**** Provided data

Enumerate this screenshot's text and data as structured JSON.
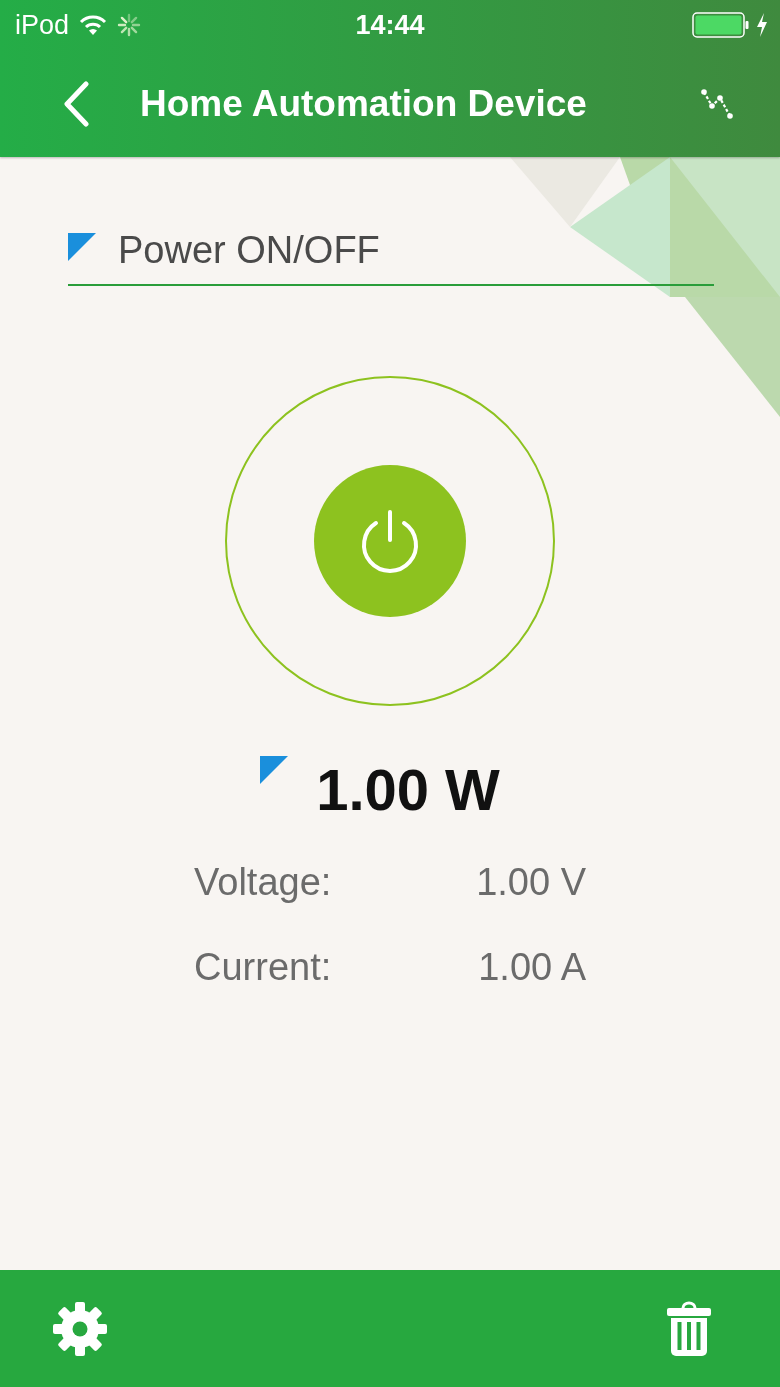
{
  "status_bar": {
    "carrier": "iPod",
    "time": "14:44"
  },
  "nav_bar": {
    "title": "Home Automation Device"
  },
  "power": {
    "label": "Power ON/OFF",
    "on": true
  },
  "reading": "1.00 W",
  "measurements": [
    {
      "label": "Voltage:",
      "value": "1.00 V"
    },
    {
      "label": "Current:",
      "value": "1.00 A"
    }
  ]
}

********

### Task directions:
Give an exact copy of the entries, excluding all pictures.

### Task result:
Enumerate this screenshot's text and data as structured JSON.
{
  "status_bar": {
    "carrier": "iPod",
    "time": "14:44"
  },
  "nav_bar": {
    "title": "Home Automation Device"
  },
  "power": {
    "label": "Power ON/OFF",
    "on": true
  },
  "reading": "1.00 W",
  "measurements": [
    {
      "label": "Voltage:",
      "value": "1.00 V"
    },
    {
      "label": "Current:",
      "value": "1.00 A"
    }
  ]
}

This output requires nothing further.